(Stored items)
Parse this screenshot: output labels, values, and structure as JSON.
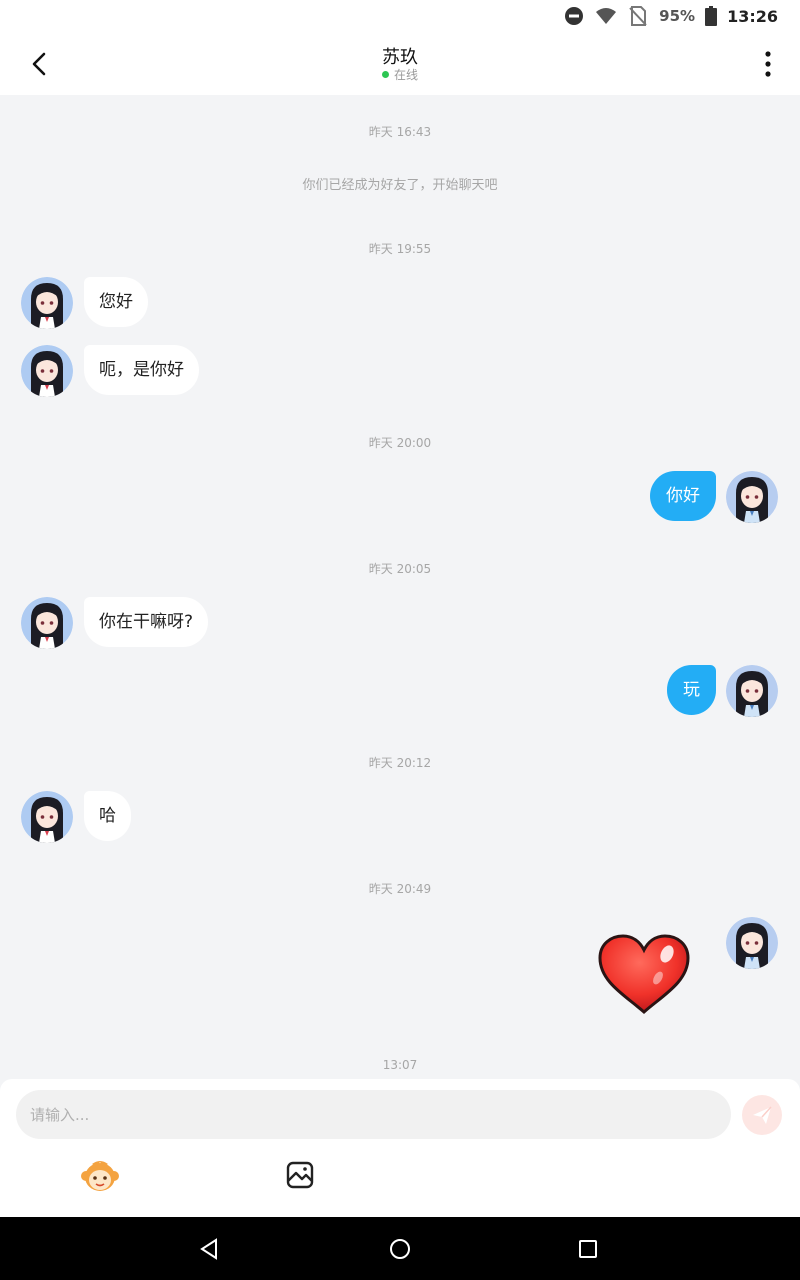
{
  "status_bar": {
    "battery": "95%",
    "time": "13:26"
  },
  "header": {
    "title": "苏玖",
    "status": "在线"
  },
  "chat": {
    "timestamps": [
      "昨天 16:43",
      "昨天 19:55",
      "昨天 20:00",
      "昨天 20:05",
      "昨天 20:12",
      "昨天 20:49",
      "13:07"
    ],
    "system_message": "你们已经成为好友了，开始聊天吧",
    "messages": [
      {
        "side": "in",
        "text": "您好"
      },
      {
        "side": "in",
        "text": "呃，是你好"
      },
      {
        "side": "out",
        "text": "你好"
      },
      {
        "side": "in",
        "text": "你在干嘛呀?"
      },
      {
        "side": "out",
        "text": "玩"
      },
      {
        "side": "in",
        "text": "哈"
      },
      {
        "side": "out",
        "sticker": "heart-sticker"
      }
    ]
  },
  "composer": {
    "placeholder": "请输入..."
  },
  "colors": {
    "outgoing_bubble": "#23adf5",
    "incoming_bubble": "#ffffff",
    "online_dot": "#2dc653",
    "send_button": "#fde6e3"
  }
}
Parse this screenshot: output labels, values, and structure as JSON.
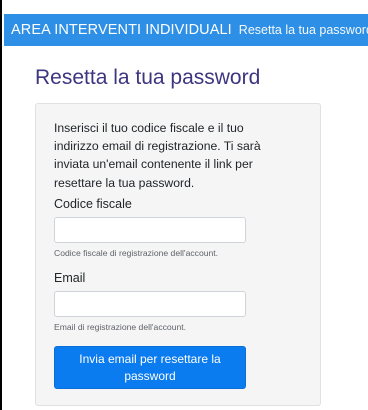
{
  "navbar": {
    "brand": "AREA INTERVENTI INDIVIDUALI",
    "link": "Resetta la tua password"
  },
  "page": {
    "title": "Resetta la tua password"
  },
  "form": {
    "intro": "Inserisci il tuo codice fiscale e il tuo indirizzo email di registrazione. Ti sarà inviata un'email contenente il link per resettare la tua password.",
    "codice_fiscale": {
      "label": "Codice fiscale",
      "value": "",
      "placeholder": "",
      "help": "Codice fiscale di registrazione dell'account."
    },
    "email": {
      "label": "Email",
      "value": "",
      "placeholder": "",
      "help": "Email di registrazione dell'account."
    },
    "submit_label": "Invia email per resettare la password"
  },
  "colors": {
    "navbar_bg": "#2e8fe6",
    "title_color": "#3d3580",
    "button_bg": "#0b7bf0",
    "card_bg": "#f5f5f5"
  }
}
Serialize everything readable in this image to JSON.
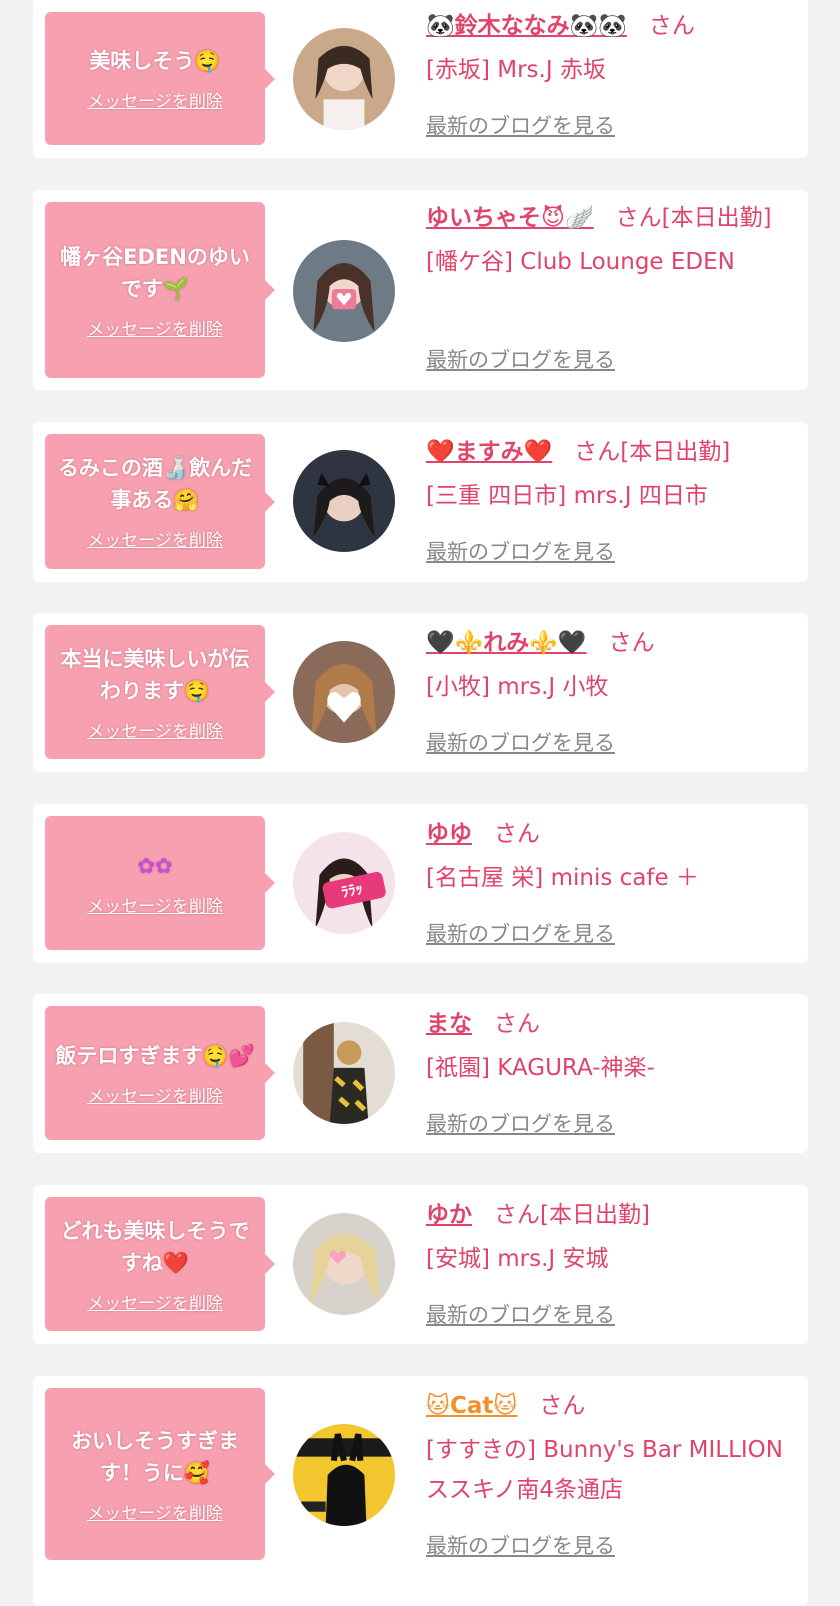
{
  "delete_label": "メッセージを削除",
  "blog_label": "最新のブログを見る",
  "accent_color": "#e0446a",
  "bubble_color": "#f7a1b0",
  "entries": [
    {
      "message": "美味しそう🤤",
      "name": "🐼鈴木ななみ🐼🐼",
      "honorific": "さん",
      "shop": "[赤坂] Mrs.J 赤坂"
    },
    {
      "message": "幡ヶ谷EDENのゆいです🌱",
      "name": "ゆいちゃそ😈🪽",
      "honorific": "さん[本日出勤]",
      "shop": "[幡ケ谷] Club Lounge EDEN"
    },
    {
      "message": "るみこの酒🍶飲んだ事ある🤗",
      "name": "❤️ますみ❤️",
      "honorific": "さん[本日出勤]",
      "shop": "[三重 四日市] mrs.J 四日市"
    },
    {
      "message": "本当に美味しいが伝わります🤤",
      "name": "🖤⚜️れみ⚜️🖤",
      "honorific": "さん",
      "shop": "[小牧] mrs.J 小牧"
    },
    {
      "message": "✿✿",
      "name": "ゆゆ",
      "honorific": "さん",
      "shop": "[名古屋 栄] minis cafe ＋"
    },
    {
      "message": "飯テロすぎます🤤💕",
      "name": "まな",
      "honorific": "さん",
      "shop": "[祇園] KAGURA-神楽-"
    },
    {
      "message": "どれも美味しそうですね❤️",
      "name": "ゆか",
      "honorific": "さん[本日出勤]",
      "shop": "[安城] mrs.J 安城"
    },
    {
      "message": "おいしそうすぎます！うに🥰",
      "name": "🐱Cat🐱",
      "honorific": "さん",
      "shop": "[すすきの] Bunny's Bar MILLION ススキノ南4条通店"
    }
  ]
}
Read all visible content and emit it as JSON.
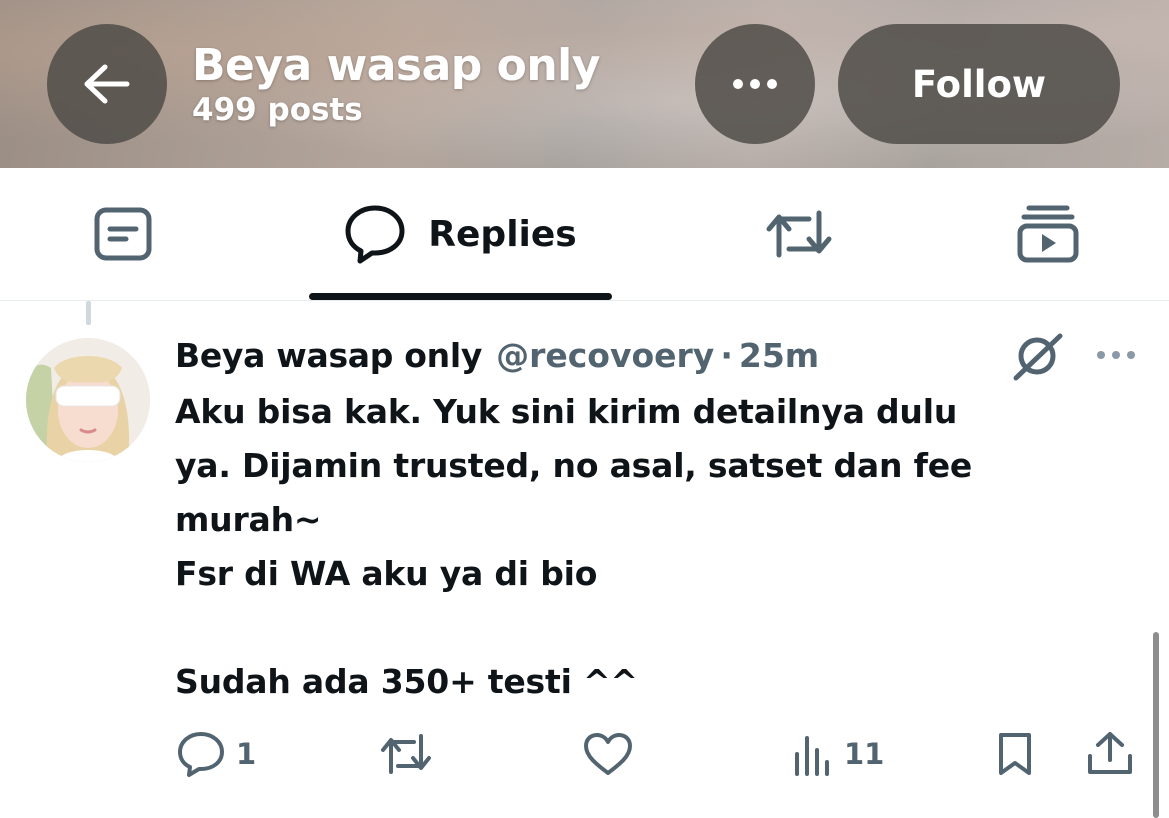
{
  "header": {
    "title": "Beya wasap only",
    "post_count": "499 posts",
    "follow_label": "Follow",
    "back_icon": "back-arrow-icon",
    "more_icon": "more-horizontal-icon"
  },
  "tabs": [
    {
      "id": "posts",
      "icon": "posts-icon",
      "label": ""
    },
    {
      "id": "replies",
      "icon": "reply-bubble-icon",
      "label": "Replies",
      "active": true
    },
    {
      "id": "reposts",
      "icon": "repost-icon",
      "label": ""
    },
    {
      "id": "media",
      "icon": "media-icon",
      "label": ""
    }
  ],
  "post": {
    "author_name": "Beya wasap only",
    "handle": "@recovoery",
    "separator": "·",
    "time": "25m",
    "text_lines": [
      "Aku bisa kak. Yuk sini kirim detailnya dulu",
      "ya. Dijamin trusted, no asal, satset dan fee",
      "murah~",
      "Fsr di WA aku ya di bio",
      "",
      "Sudah ada 350+ testi ^^"
    ],
    "actions": {
      "reply_count": "1",
      "repost_count": "",
      "like_count": "",
      "views_count": "11"
    }
  },
  "colors": {
    "text_primary": "#0f1419",
    "text_secondary": "#536471",
    "header_button_bg": "#504c48",
    "tab_underline": "#0f1419",
    "divider": "#e6ecf0"
  }
}
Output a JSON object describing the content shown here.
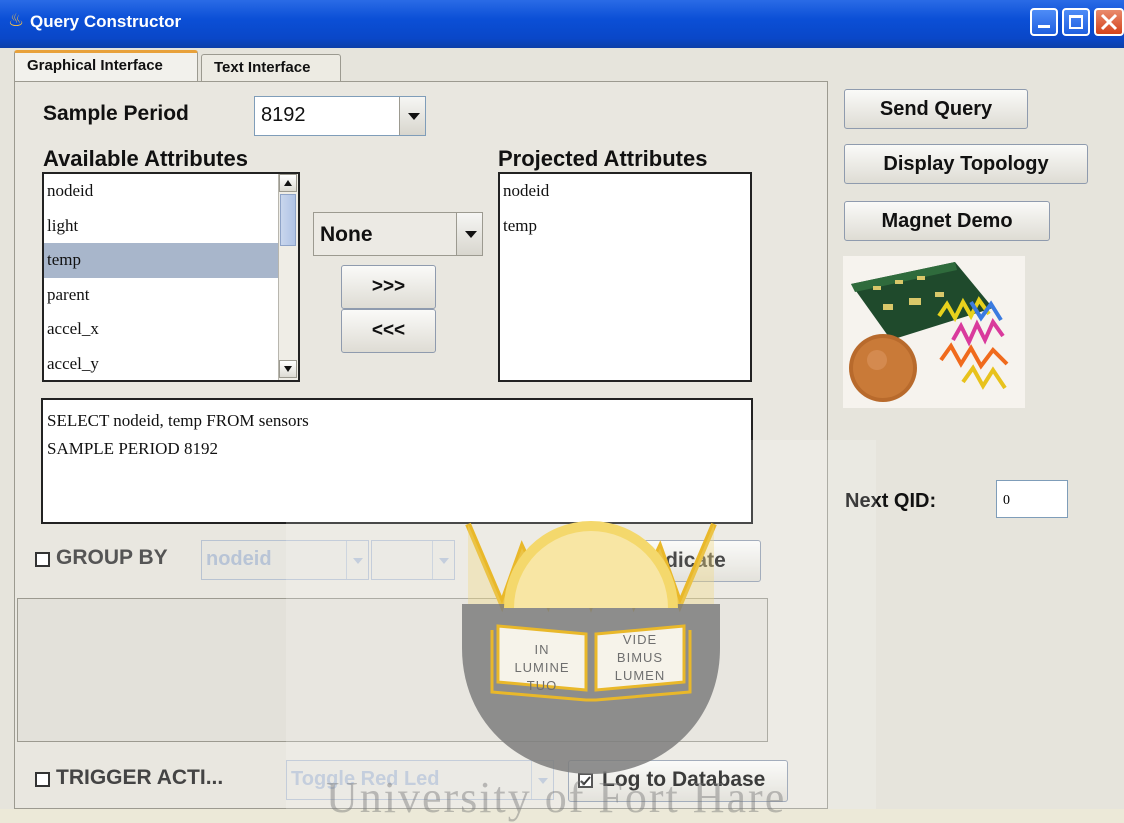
{
  "window": {
    "title": "Query Constructor"
  },
  "tabs": [
    {
      "label": "Graphical Interface",
      "active": true
    },
    {
      "label": "Text Interface",
      "active": false
    }
  ],
  "sample_period": {
    "label": "Sample Period",
    "value": "8192"
  },
  "available_attributes": {
    "label": "Available Attributes",
    "items": [
      "nodeid",
      "light",
      "temp",
      "parent",
      "accel_x",
      "accel_y"
    ],
    "selected": "temp"
  },
  "aggregate_combo": {
    "value": "None"
  },
  "move_buttons": {
    "add": ">>>",
    "remove": "<<<"
  },
  "projected_attributes": {
    "label": "Projected Attributes",
    "items": [
      "nodeid",
      "temp"
    ]
  },
  "query_text": {
    "line1": "SELECT nodeid, temp FROM sensors",
    "line2": "SAMPLE PERIOD 8192"
  },
  "group_by": {
    "label": "GROUP BY",
    "field_value": "nodeid",
    "checked": false
  },
  "new_predicate_label": "New Predicate",
  "trigger": {
    "label": "TRIGGER ACTI...",
    "action_value": "Toggle Red Led",
    "checked": false
  },
  "log_to_database": {
    "label": "Log to Database",
    "checked": true
  },
  "side_buttons": {
    "send_query": "Send Query",
    "display_topology": "Display Topology",
    "magnet_demo": "Magnet Demo"
  },
  "next_qid": {
    "label": "Next QID:",
    "value": "0"
  },
  "watermark": {
    "motto_left": [
      "IN",
      "LUMINE",
      "TUO"
    ],
    "motto_right": [
      "VIDE",
      "BIMUS",
      "LUMEN"
    ],
    "text": "University of Fort Hare"
  },
  "colors": {
    "titlebar": "#0B4FD6",
    "selection": "#A8B6CB",
    "tab_accent": "#E8A13A",
    "crest_gold": "#E9B82A",
    "crest_shadow": "#7A7A7A"
  }
}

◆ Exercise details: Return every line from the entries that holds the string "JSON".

◆ Task solution:
Parse this screenshot: output labels, values, and structure as JSON.
Parse this screenshot: output labels, values, and structure as JSON.
Serialize everything readable in this image to JSON.
Read all visible content and emit it as JSON.
Output a JSON object describing the content shown here.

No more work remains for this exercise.